Breaking up the blood scape and physical torment, Sokolov spikes his martial flick with quirk and bad manners. The bits of comic relief come steadfast and with lively intention. Somehow, and without indignation, every act feels like the third act in the film’s confident compilation as a whole. While Why Don’t You Just Die! does cash in on intermittent violence and is largely far-fetched, nothing is contrived or forced. It’s an overall risky flick, further playing on whacky discomfort with its unusual palette of red and green hues, but no element ever feels out of place. Not only are the fights epically induced with adrenaline and carnage, the narrative itself takes on a Shakespearean kind of bravado that weaves a complicated dynamic keeping the heart of the matter pumping.

Adapting the level of brevity to each pulse of humor and every level of possible deception, Sokolov keeps the content tough. Through justified violence and vengeance, Why Don’t You Just Die! is not afraid to hit unorthodox nerves in its clever repertoire and daring fight against standard stories of revenge. Thugs become sympathetic and fathers turn into enemies, betrayal seems likely, all of which you’d never expect even at the film’s midpoint. If there is ever a moment where viewers find the film hitting an instance of lag, it’s extremely short-lived because playing possum is one of this film’s major, most effective tactics. Why Don’t You Just Die! refuses to leave the arena without putting up one hell of a fight. Don’t underestimate it even for a second.

 

Why Don’t You Just Die! is not afraid to hit unorthodox nerves in its clever repertoire and daring fight against standard stories of revenge.”

 

Why Don’t You Just Die! is not for the faint of heart, but it is for those who can take a punch. On his own film, director and writer Sokolov commented, “Despite our exaggerated use of genre tropes and all the flashy effects, Why Don’t You Just Die! remains, for me, an incredibly personal and sincere story. The film’s inherent violence is the result of reflection on the realities of life in Russia, modern relationships, and societal attitudes. The gallows humor which pervades the film is the only true reaction whatsoever to all of this. The film is intended as an emotional rollercoaster, making the audience laugh, cry, and laugh again – but then immediately feel a sense of unease for having laughed.” Sokolov’s aim proves to be an honestly direct hit on a very volatile target. 
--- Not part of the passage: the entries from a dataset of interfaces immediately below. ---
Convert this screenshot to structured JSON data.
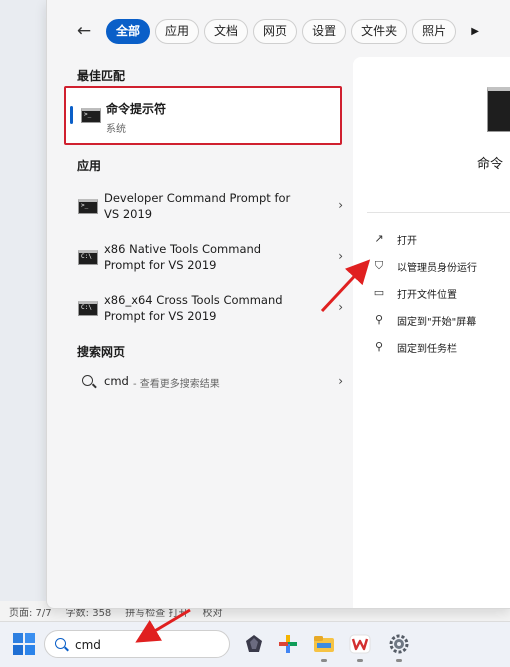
{
  "status_bar": {
    "page": "页面: 7/7",
    "words": "字数: 358",
    "ime": "拼写检查 打开",
    "mode": "校对"
  },
  "filter_bar": {
    "back_icon": "back-arrow-icon",
    "tabs": [
      {
        "label": "全部",
        "active": true
      },
      {
        "label": "应用",
        "active": false
      },
      {
        "label": "文档",
        "active": false
      },
      {
        "label": "网页",
        "active": false
      },
      {
        "label": "设置",
        "active": false
      },
      {
        "label": "文件夹",
        "active": false
      },
      {
        "label": "照片",
        "active": false
      }
    ],
    "more_icon": "▶"
  },
  "sections": {
    "best_match": "最佳匹配",
    "apps": "应用",
    "web": "搜索网页"
  },
  "best_match": {
    "title": "命令提示符",
    "subtitle": "系统"
  },
  "apps": [
    {
      "label_line1": "Developer Command Prompt for",
      "label_line2": "VS 2019"
    },
    {
      "label_line1": "x86 Native Tools Command",
      "label_line2": "Prompt for VS 2019"
    },
    {
      "label_line1": "x86_x64 Cross Tools Command",
      "label_line2": "Prompt for VS 2019"
    }
  ],
  "web_search": {
    "query": "cmd",
    "hint": "- 查看更多搜索结果"
  },
  "detail": {
    "app_name": "命令",
    "actions": [
      {
        "label": "打开",
        "icon": "↗"
      },
      {
        "label": "以管理员身份运行",
        "icon": "⛉"
      },
      {
        "label": "打开文件位置",
        "icon": "▭"
      },
      {
        "label": "固定到\"开始\"屏幕",
        "icon": "⚲"
      },
      {
        "label": "固定到任务栏",
        "icon": "⚲"
      }
    ]
  },
  "taskbar": {
    "search_value": "cmd",
    "apps": [
      "obsidian-icon",
      "pinwheel-icon",
      "file-explorer-icon",
      "wps-icon",
      "settings-gear-icon"
    ]
  },
  "colors": {
    "accent": "#0a5fc8",
    "highlight_border": "#d0202f",
    "annotation_arrow": "#e02020"
  }
}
Why Don’t You Just Die! will be available for digital download and VOD on April 20th, 2020. What do you think of this Russian dark comedy? What do you think about the film’s gore and action sequences? Is Why Don’t You Just Die! your cup of tea? Let us know your thoughts over on Twitter, Reddit, or in the Horror Movie Fiend Club on Facebook!

 

 

[Review] WHY DON’T YOU JUST DIE! Buries The Hatchet in Family Discord With Rebellious Action